Press "Enter" to skip to content

NC salary increase request illustrates community college challenge

North Carolina’s legislature passes a budget authorization once every two years. 2023 is a budget year in the Tarheel State. The North Carolina Community College System is seeking an additional $232M in the new budget to pay for employee salary increases and improvements to student services.

In the current contract, the employee raises amounted to 2.5% during each budget year. Additionally, community college employees received an across-the-board 1% salary increase last year. The planned raise for the coming fiscal years will provide approximately the same percentage increase.

And therein lies the problem. “Industry” doesn’t have a problem reacting to changes in the labor market.
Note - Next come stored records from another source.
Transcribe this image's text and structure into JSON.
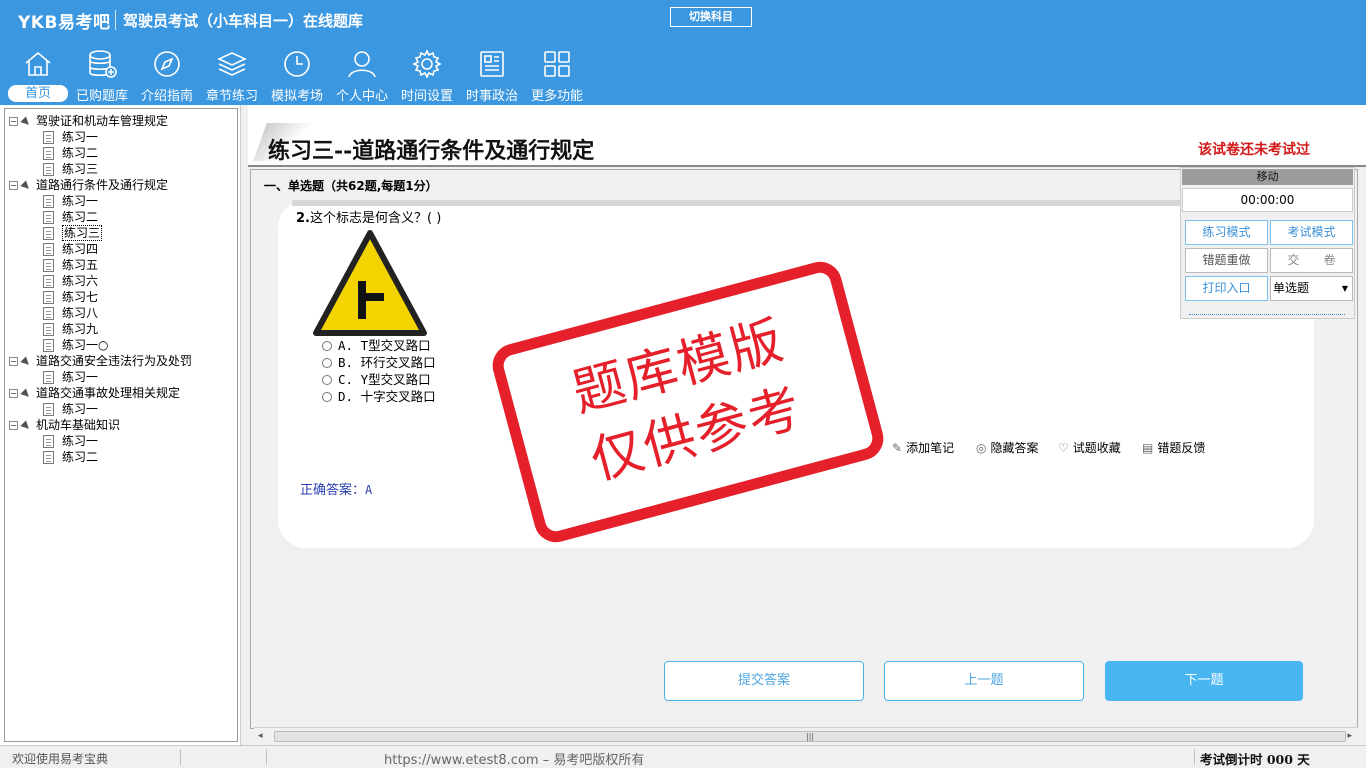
{
  "header": {
    "logo": "YKB易考吧",
    "title": "驾驶员考试（小车科目一）在线题库",
    "switch_subject": "切换科目"
  },
  "nav": [
    {
      "label": "首页",
      "icon": "home-icon"
    },
    {
      "label": "已购题库",
      "icon": "database-icon"
    },
    {
      "label": "介绍指南",
      "icon": "compass-icon"
    },
    {
      "label": "章节练习",
      "icon": "layers-icon"
    },
    {
      "label": "模拟考场",
      "icon": "clock-icon"
    },
    {
      "label": "个人中心",
      "icon": "user-icon"
    },
    {
      "label": "时间设置",
      "icon": "gear-icon"
    },
    {
      "label": "时事政治",
      "icon": "news-icon"
    },
    {
      "label": "更多功能",
      "icon": "grid-icon"
    }
  ],
  "tree": {
    "chapters": [
      {
        "label": "驾驶证和机动车管理规定",
        "items": [
          "练习一",
          "练习二",
          "练习三"
        ]
      },
      {
        "label": "道路通行条件及通行规定",
        "items": [
          "练习一",
          "练习二",
          "练习三",
          "练习四",
          "练习五",
          "练习六",
          "练习七",
          "练习八",
          "练习九",
          "练习一○"
        ]
      },
      {
        "label": "道路交通安全违法行为及处罚",
        "items": [
          "练习一"
        ]
      },
      {
        "label": "道路交通事故处理相关规定",
        "items": [
          "练习一"
        ]
      },
      {
        "label": "机动车基础知识",
        "items": [
          "练习一",
          "练习二"
        ]
      }
    ]
  },
  "main": {
    "title": "练习三--道路通行条件及通行规定",
    "exam_status": "该试卷还未考试过",
    "section_heading": "一、单选题（共62题,每题1分）",
    "question": {
      "number": "2.",
      "text": "这个标志是何含义？( )",
      "options": [
        "A. T型交叉路口",
        "B. 环行交叉路口",
        "C. Y型交叉路口",
        "D. 十字交叉路口"
      ],
      "actions": [
        "添加笔记",
        "隐藏答案",
        "试题收藏",
        "错题反馈"
      ],
      "answer_label": "正确答案：",
      "answer_value": "A"
    },
    "watermark": {
      "line1": "题库模版",
      "line2": "仅供参考"
    },
    "buttons": {
      "submit": "提交答案",
      "prev": "上一题",
      "next": "下一题"
    }
  },
  "float_panel": {
    "move": "移动",
    "timer": "00:00:00",
    "practice_mode": "练习模式",
    "exam_mode": "考试模式",
    "redo_wrong": "错题重做",
    "hand_in": "交　　卷",
    "print": "打印入口",
    "question_type": "单选题"
  },
  "status_bar": {
    "welcome": "欢迎使用易考宝典",
    "copyright": "https://www.etest8.com – 易考吧版权所有",
    "countdown": "考试倒计时 000 天"
  },
  "colors": {
    "header_bg": "#3a97e0",
    "accent": "#49b6f1",
    "warning_red": "#d21818",
    "stamp_red": "#e5202a",
    "sign_yellow": "#f3d400"
  }
}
The average annual raise in 2022 was 7.6%. In North Carolina, the average raise in 2022 was an eye-popping 9.2%. (NC wasn’t the state with the largest annual salary increase; that honor goes to Florida (10.8%). In case you’re wondering, Michigan’s average salary increase in 2022 was 6.2%.
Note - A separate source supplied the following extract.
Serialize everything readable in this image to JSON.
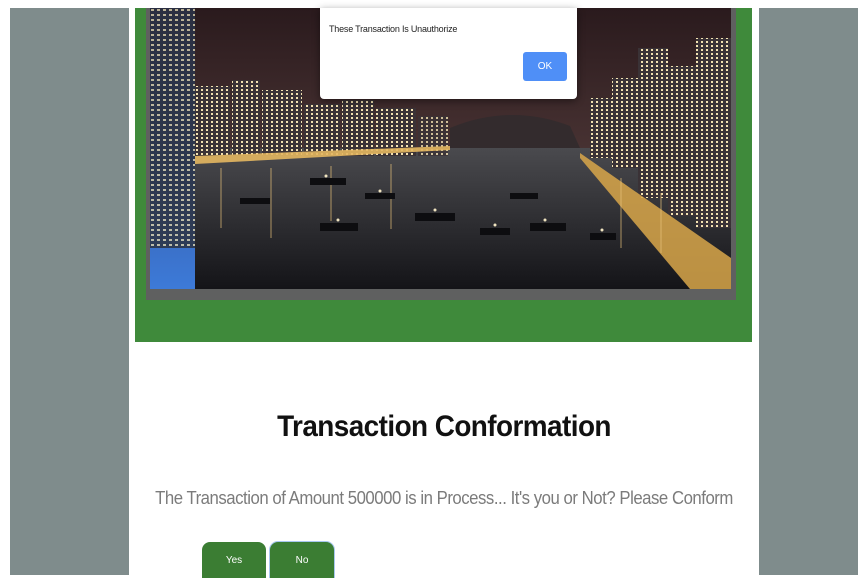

Public sector administrators are so worried about the optics of giving workers a raise that reflects the going rate (or at least addresses inflation) that they arbitrarily cap wage increases below the inflation rate. The result is that workers effectively take a pay cut to keep their jobs. Incredibly enough, administrators don’t seem to have a problem understanding how free market wages, bonuses, benefits, and salary increases apply to their own compensation packages.

The standard 1%-2% annual wage increase for community college employees (in North Carolina or anywhere else) isn’t going to work for them when the annual inflation rate is 8%. Community colleges will have trouble hanging on to their teachers and staffers, when employers in the open market have a pronounced affinity for their skills and experience.

President’s salary increase should be the bargaining pattern for other employees

WCC will be negotiating contracts with three unions on campus this year. My only hope for the unions is that they remember that the Trustees had no problem increasing Rose Bellanca’s compensation by more than 15.5% over three years, while everyone else’s compensation increased by about 6%. Additionally, the union negotiators should remember that the WCC Board of Trustees has approved a compensation package for the current president that is larger than the compensation packages of the presidents of the largest and most complex community colleges in the state.

And, of course, if the college can afford a dozen Vice Presidents, and it can afford to apply $4M in federal COVID relief to cover the losses at the Health and Fitness Center, it can afford better compensation for its full-time teaching and support staffs, as well as its adjunct instructors.

In other words, it’s time for the unions on WCC’s campus to kiss the traditional 1.5% increase goodbye.

Photo Credit: Bart Heird , via Flickr